The proposal is based around Eagles Eyre, a currently vacant multi-million dollar visitor centre and restaurant, 600m vertical above the township of Maydena, which lies on the main thoroughfare from Hobart to Tassie’s west coast (which is also about to receive a $1.2 million mountain bike trail development).
The Maydena proposal is no toe-in-the-water kind of approach either – what has been slated dwarfs any Australian mountain bike park to date. Proposed features include:
– 100km of purpose-built mountain bike trails (developed over multiple stages)
– A focus on gravity trails (all mountain and downhill) offering up to 600m of vertical descending
– The showpiece trail will be a 20km descending all mountain trail, through stunning alpine rock scree and dense rainforest
– Stunning myrtle forest environment backing onto the Styx Valley, home to some of the worlds largest trees
– Commercial shuttle service accessing the summit of the site
– Free-for-use access to the proposed cross country trail network, with paid shuttle access to gravity trails
– Restaurant, cafe, bar and bike shop retail
– Tours, skills coaching, bike and equipment hire
– Proposed future stages include a range of adventure activities, such as; zip lines, four wheel drive tours, eco tours and bush walking.
“This preliminary approval will allow us to begin developing a detailed proposal, which will face further assessment in due course,” says Simon French of Dirt Art. “There’s a lot of work to go yet, but this will be huge for mountain biking in Australia.
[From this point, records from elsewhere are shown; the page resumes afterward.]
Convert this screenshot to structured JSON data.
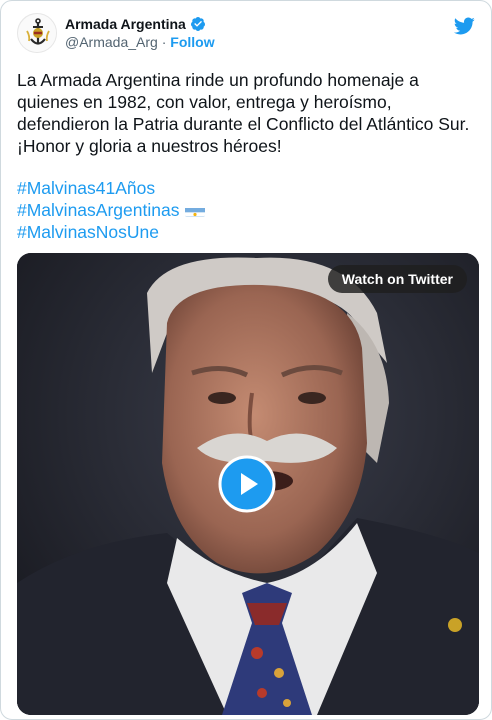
{
  "tweet": {
    "display_name": "Armada Argentina",
    "handle": "@Armada_Arg",
    "separator": "·",
    "follow_label": "Follow",
    "text_lines": [
      "La Armada Argentina rinde un profundo homenaje a",
      "quienes en 1982, con valor, entrega y heroísmo,",
      "defendieron la Patria durante el Conflicto del Atlántico Sur.",
      "¡Honor y gloria a nuestros héroes!"
    ],
    "hashtags": [
      "#Malvinas41Años",
      "#MalvinasArgentinas",
      "#MalvinasNosUne"
    ]
  },
  "video": {
    "watch_label": "Watch on Twitter"
  },
  "icons": {
    "verified": "verified-badge-icon",
    "twitter": "twitter-bird-icon",
    "play": "play-icon",
    "flag": "argentina-flag-icon"
  },
  "colors": {
    "accent": "#1d9bf0",
    "text": "#0f1419",
    "secondary": "#536471"
  }
}
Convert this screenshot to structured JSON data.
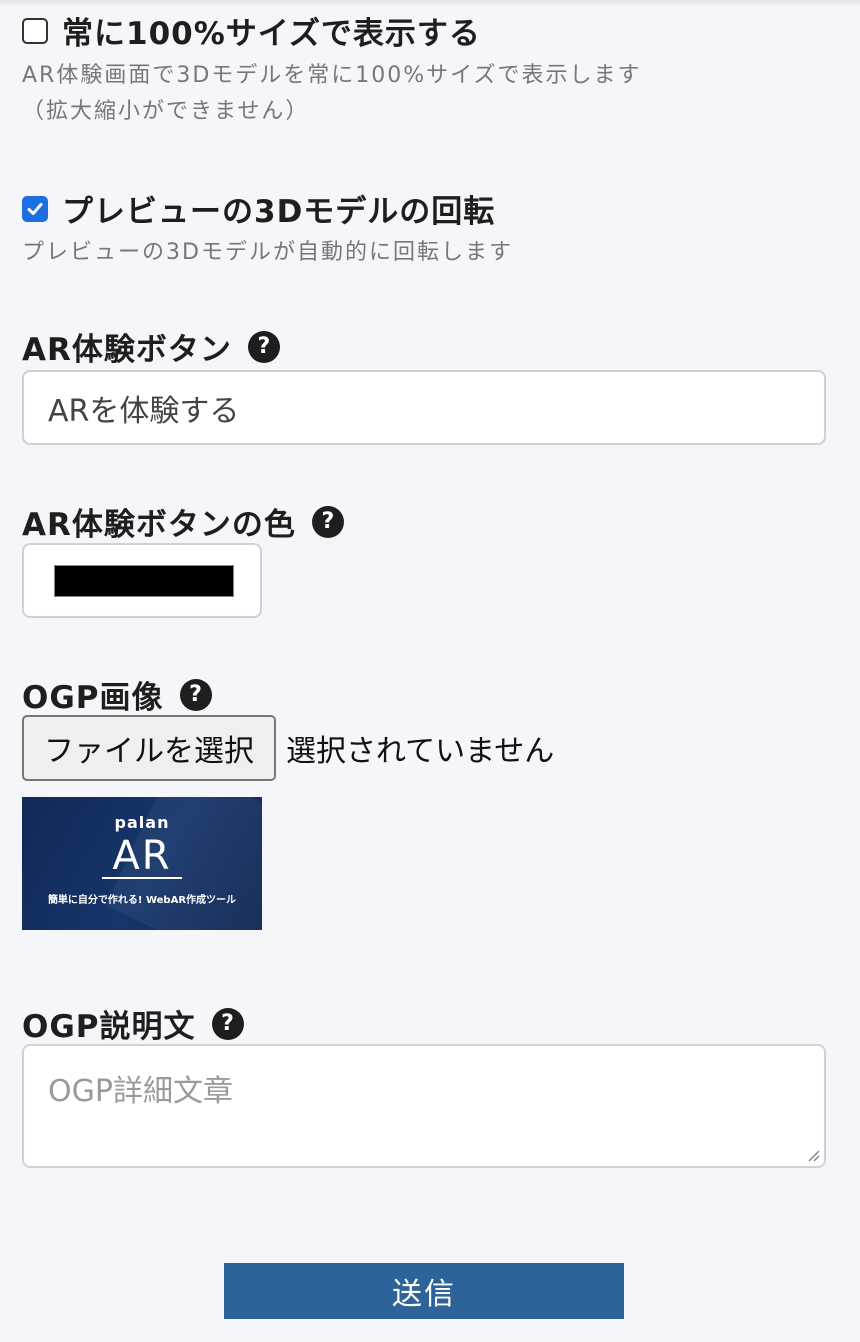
{
  "options": {
    "always_full_size": {
      "label": "常に100%サイズで表示する",
      "checked": false,
      "help_line1": "AR体験画面で3Dモデルを常に100%サイズで表示します",
      "help_line2": "（拡大縮小ができません）"
    },
    "preview_rotation": {
      "label": "プレビューの3Dモデルの回転",
      "checked": true,
      "help": "プレビューの3Dモデルが自動的に回転します"
    }
  },
  "ar_button": {
    "label": "AR体験ボタン",
    "value": "ARを体験する"
  },
  "ar_button_color": {
    "label": "AR体験ボタンの色",
    "value": "#000000"
  },
  "ogp_image": {
    "label": "OGP画像",
    "choose_file_label": "ファイルを選択",
    "file_status": "選択されていません",
    "preview": {
      "brand_small": "palan",
      "brand_large": "AR",
      "tagline": "簡単に自分で作れる! WebAR作成ツール"
    }
  },
  "ogp_description": {
    "label": "OGP説明文",
    "placeholder": "OGP詳細文章"
  },
  "help_icon_glyph": "?",
  "submit_label": "送信",
  "colors": {
    "accent_checkbox": "#1c6fe0",
    "submit_bg": "#2e6399",
    "page_bg": "#f5f6fa"
  }
}
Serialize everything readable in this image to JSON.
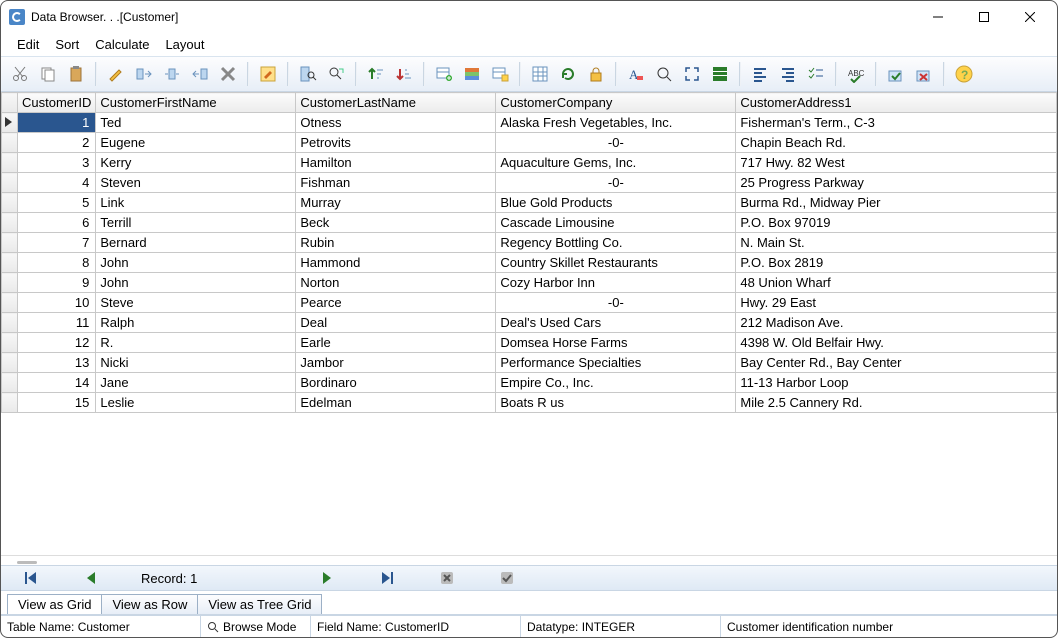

“We are understandably pretty excited about this proposal getting the nod – the site is a blank canvas where we can showcase our absolute best trail concepts without the typical limitations of publicly funded developments. And 600m vertical, accessed via a shuttle road, with a multi-million dollar visitor centre at the summit- how good is that!?”